■ **Required action**
Tally the lines below that include "odmawia" and give only the total.

(Records contained in a dataset)

>>

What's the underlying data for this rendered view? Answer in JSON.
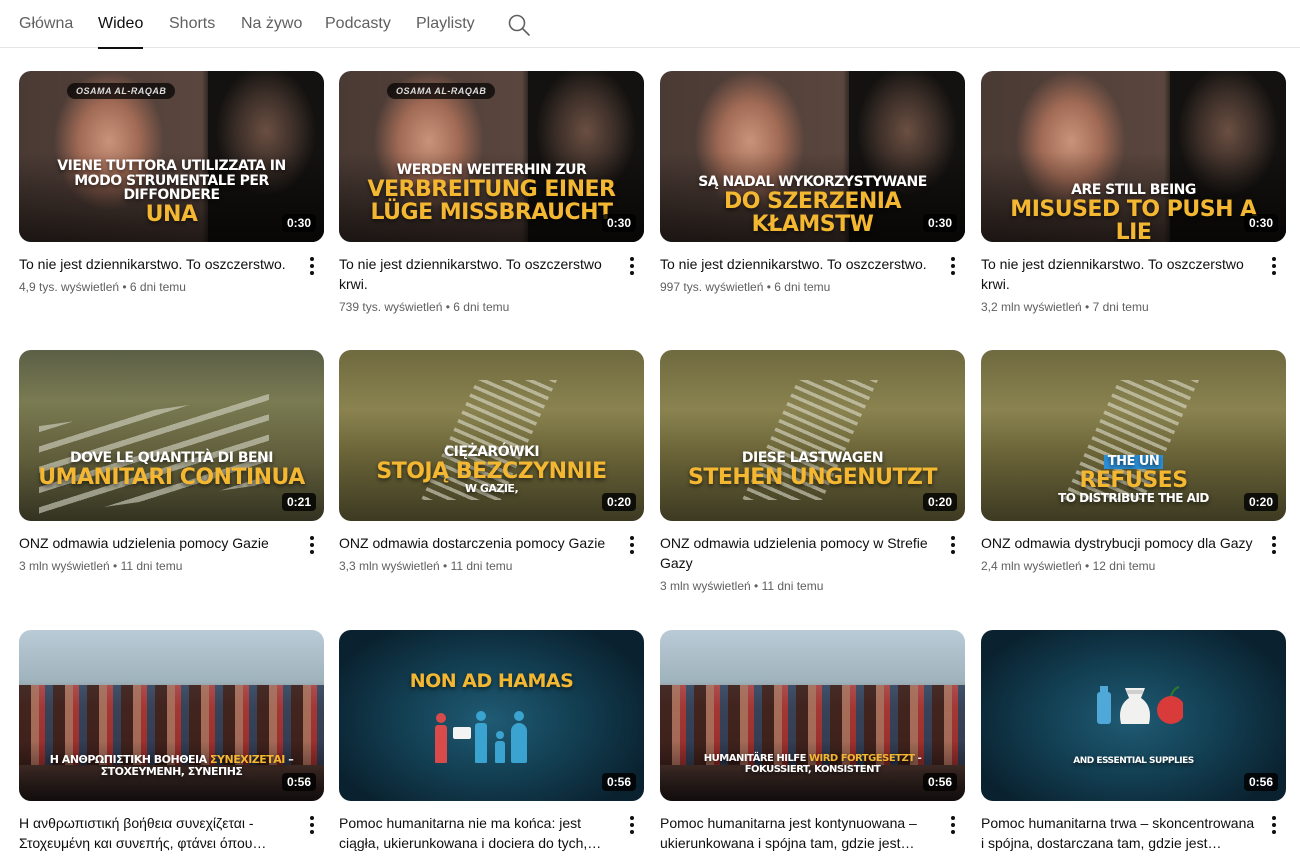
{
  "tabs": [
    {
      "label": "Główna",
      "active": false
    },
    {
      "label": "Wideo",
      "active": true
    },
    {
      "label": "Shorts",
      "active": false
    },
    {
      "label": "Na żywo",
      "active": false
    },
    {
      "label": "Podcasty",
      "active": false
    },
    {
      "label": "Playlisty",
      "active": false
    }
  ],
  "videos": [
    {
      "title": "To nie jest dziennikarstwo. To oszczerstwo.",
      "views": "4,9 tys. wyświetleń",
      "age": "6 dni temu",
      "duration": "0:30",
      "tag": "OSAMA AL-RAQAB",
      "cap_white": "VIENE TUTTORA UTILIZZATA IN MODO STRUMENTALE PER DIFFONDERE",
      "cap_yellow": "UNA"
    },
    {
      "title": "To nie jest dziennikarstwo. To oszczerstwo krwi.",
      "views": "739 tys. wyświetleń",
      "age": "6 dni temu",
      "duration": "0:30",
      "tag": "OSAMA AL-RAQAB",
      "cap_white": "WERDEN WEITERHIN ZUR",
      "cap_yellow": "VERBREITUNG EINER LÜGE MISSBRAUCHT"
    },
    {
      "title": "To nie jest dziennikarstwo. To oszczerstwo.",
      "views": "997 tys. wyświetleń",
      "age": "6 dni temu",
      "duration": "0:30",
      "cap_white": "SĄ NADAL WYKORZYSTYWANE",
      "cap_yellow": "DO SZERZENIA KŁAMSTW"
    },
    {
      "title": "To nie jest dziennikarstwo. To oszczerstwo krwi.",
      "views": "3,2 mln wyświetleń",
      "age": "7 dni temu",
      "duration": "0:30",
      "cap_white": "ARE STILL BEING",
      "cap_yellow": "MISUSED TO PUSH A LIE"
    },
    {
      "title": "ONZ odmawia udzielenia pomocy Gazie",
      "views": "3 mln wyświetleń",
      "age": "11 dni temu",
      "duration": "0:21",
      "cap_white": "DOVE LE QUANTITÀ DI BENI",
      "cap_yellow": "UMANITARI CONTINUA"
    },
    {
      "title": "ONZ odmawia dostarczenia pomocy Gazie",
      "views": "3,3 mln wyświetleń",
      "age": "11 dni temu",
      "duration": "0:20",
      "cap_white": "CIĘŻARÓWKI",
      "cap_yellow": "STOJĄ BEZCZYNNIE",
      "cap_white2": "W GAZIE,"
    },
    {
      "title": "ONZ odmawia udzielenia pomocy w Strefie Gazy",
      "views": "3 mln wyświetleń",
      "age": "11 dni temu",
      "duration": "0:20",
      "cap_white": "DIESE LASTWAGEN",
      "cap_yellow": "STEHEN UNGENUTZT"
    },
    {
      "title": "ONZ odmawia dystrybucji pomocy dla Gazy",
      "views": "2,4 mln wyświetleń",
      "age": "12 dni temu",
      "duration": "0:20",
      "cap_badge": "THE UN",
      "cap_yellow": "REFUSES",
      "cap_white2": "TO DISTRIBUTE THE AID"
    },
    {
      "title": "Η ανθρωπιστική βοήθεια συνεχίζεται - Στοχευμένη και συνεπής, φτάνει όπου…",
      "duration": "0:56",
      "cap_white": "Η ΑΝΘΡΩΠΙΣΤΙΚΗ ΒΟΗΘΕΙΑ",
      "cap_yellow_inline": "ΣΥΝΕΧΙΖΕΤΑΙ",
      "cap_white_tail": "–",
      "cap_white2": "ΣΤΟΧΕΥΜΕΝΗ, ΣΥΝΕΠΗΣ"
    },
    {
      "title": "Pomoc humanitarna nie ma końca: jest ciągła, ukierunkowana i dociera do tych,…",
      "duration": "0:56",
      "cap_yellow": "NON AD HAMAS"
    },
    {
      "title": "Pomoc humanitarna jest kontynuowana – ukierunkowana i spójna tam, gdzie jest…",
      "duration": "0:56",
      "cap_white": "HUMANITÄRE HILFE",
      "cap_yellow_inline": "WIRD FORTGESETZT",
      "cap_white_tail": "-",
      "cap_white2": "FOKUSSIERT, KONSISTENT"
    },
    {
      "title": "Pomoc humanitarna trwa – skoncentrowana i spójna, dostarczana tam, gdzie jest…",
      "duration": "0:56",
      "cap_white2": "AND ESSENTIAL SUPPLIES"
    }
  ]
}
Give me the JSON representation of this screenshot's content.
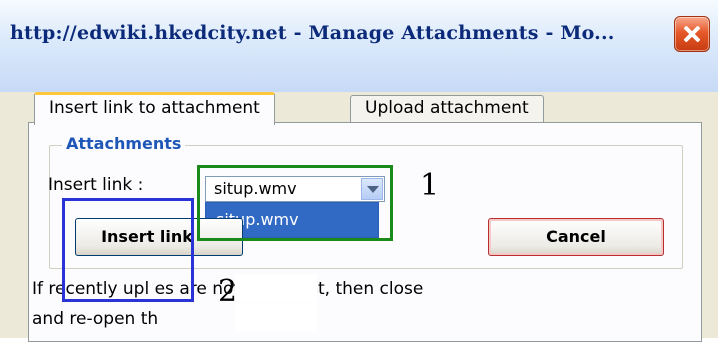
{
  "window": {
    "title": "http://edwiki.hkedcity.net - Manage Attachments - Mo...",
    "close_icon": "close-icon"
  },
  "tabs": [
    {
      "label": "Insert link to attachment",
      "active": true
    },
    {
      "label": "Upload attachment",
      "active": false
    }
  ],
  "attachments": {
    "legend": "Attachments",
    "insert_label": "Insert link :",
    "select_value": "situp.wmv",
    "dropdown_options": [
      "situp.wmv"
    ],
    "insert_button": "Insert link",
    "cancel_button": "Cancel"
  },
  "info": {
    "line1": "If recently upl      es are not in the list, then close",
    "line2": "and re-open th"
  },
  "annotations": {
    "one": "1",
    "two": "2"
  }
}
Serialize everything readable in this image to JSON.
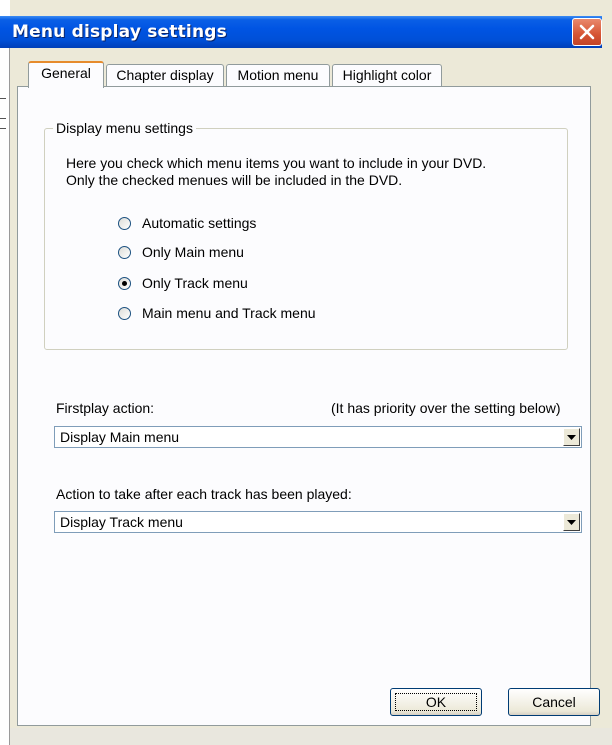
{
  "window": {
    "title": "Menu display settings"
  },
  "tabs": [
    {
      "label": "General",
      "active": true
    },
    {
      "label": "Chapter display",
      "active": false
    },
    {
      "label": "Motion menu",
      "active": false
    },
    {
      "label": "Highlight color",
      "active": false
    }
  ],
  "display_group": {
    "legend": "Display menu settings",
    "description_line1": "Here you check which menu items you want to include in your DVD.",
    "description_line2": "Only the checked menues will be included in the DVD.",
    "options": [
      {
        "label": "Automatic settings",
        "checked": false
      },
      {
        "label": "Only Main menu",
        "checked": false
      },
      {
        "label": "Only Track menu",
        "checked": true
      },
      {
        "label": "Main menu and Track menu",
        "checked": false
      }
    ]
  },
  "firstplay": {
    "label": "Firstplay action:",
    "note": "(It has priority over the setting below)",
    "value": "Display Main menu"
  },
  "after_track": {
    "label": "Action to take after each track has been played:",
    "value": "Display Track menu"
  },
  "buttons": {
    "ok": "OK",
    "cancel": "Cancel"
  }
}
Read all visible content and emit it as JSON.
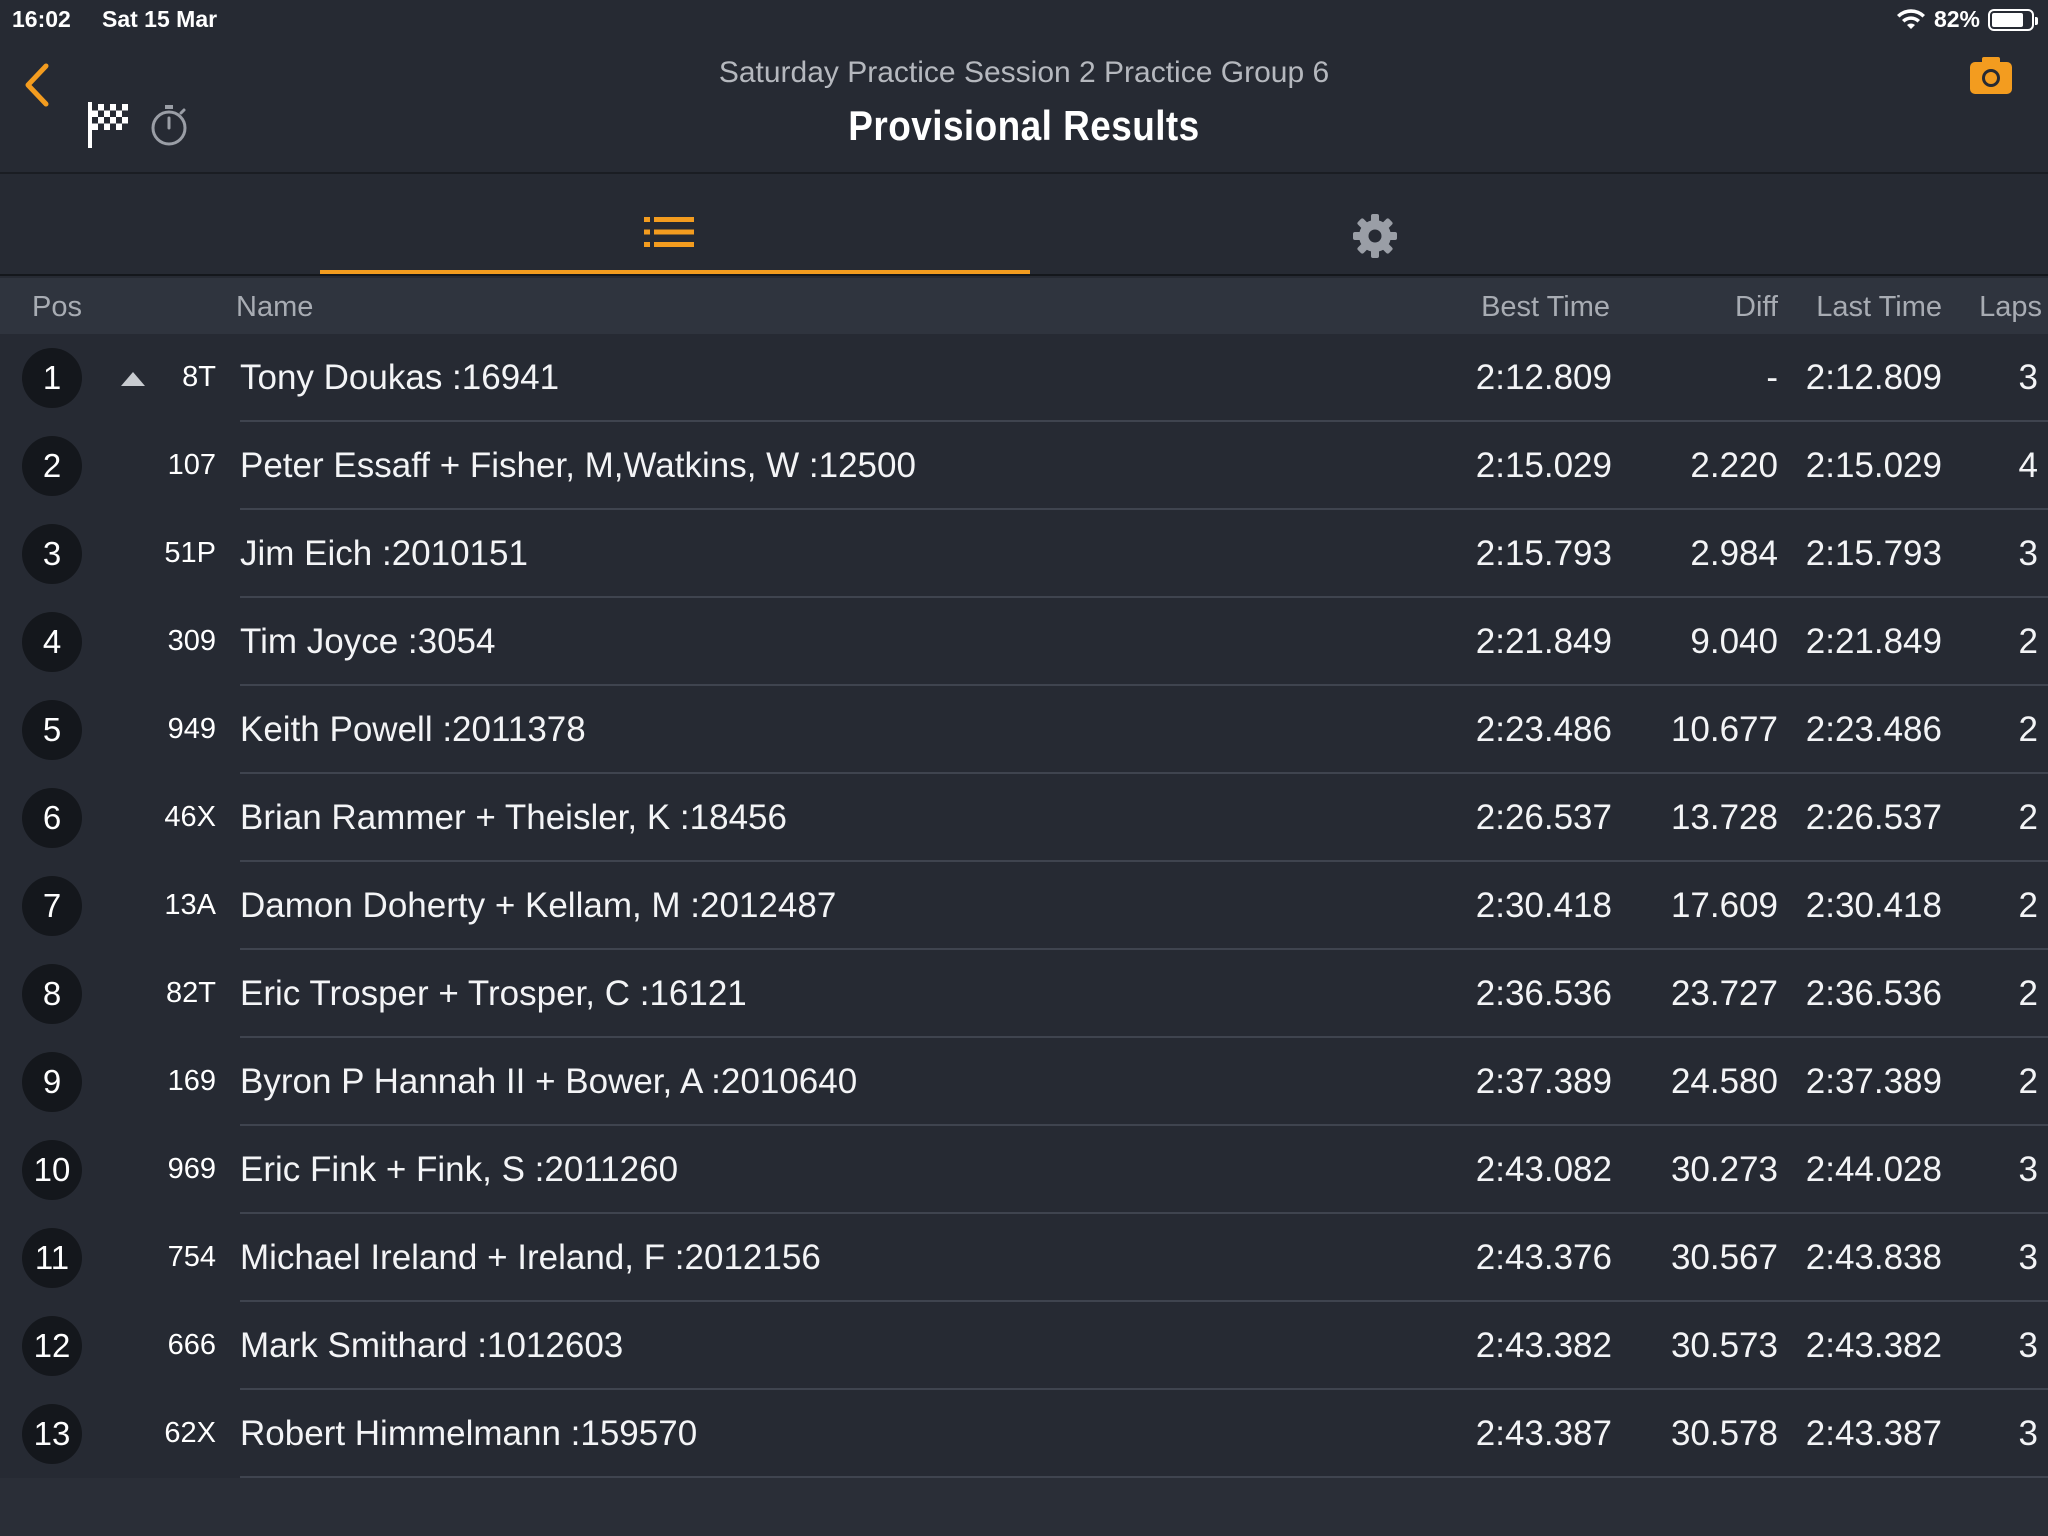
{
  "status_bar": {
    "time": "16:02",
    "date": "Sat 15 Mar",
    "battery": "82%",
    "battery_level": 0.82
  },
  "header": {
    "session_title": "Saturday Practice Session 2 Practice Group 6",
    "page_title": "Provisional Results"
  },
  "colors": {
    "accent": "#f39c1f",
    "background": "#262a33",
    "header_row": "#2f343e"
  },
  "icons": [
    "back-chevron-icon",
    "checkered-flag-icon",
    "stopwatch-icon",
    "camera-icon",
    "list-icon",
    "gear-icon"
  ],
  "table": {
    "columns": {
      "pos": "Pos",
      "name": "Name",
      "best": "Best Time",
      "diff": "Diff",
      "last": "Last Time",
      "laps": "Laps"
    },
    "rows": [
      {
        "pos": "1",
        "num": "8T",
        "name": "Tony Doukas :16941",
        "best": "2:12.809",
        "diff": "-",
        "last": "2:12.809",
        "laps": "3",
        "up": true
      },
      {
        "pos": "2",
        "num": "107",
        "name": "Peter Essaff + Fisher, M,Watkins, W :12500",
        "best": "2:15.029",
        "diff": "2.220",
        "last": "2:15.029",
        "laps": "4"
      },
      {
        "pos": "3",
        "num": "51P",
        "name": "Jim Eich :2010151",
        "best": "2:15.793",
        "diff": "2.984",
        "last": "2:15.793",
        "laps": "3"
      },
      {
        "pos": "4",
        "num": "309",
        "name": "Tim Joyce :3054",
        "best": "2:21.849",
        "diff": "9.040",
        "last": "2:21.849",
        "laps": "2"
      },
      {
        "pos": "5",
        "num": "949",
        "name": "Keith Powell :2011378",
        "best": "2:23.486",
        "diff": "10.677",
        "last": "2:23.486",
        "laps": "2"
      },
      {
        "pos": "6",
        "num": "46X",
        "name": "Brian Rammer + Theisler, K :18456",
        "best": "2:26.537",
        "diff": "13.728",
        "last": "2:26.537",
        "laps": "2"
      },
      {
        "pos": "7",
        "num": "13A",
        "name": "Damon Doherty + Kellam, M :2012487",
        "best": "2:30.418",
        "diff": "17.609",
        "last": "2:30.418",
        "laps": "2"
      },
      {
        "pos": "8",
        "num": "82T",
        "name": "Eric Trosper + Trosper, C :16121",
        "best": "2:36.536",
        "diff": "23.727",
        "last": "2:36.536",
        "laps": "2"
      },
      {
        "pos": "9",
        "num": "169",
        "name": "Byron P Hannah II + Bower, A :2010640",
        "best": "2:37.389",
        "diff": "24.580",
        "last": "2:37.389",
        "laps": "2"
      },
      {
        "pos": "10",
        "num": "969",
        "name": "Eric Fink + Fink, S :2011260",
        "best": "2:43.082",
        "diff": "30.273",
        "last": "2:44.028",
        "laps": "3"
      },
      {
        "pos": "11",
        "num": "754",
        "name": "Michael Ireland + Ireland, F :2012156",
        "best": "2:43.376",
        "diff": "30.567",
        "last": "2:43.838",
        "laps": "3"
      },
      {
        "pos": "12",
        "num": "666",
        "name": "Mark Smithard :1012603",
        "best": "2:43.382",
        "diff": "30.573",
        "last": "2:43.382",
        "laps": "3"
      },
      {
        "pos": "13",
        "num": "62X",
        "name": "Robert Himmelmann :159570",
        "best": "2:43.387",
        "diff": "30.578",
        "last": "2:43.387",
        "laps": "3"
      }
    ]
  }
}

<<

■ **Solution to this task**
4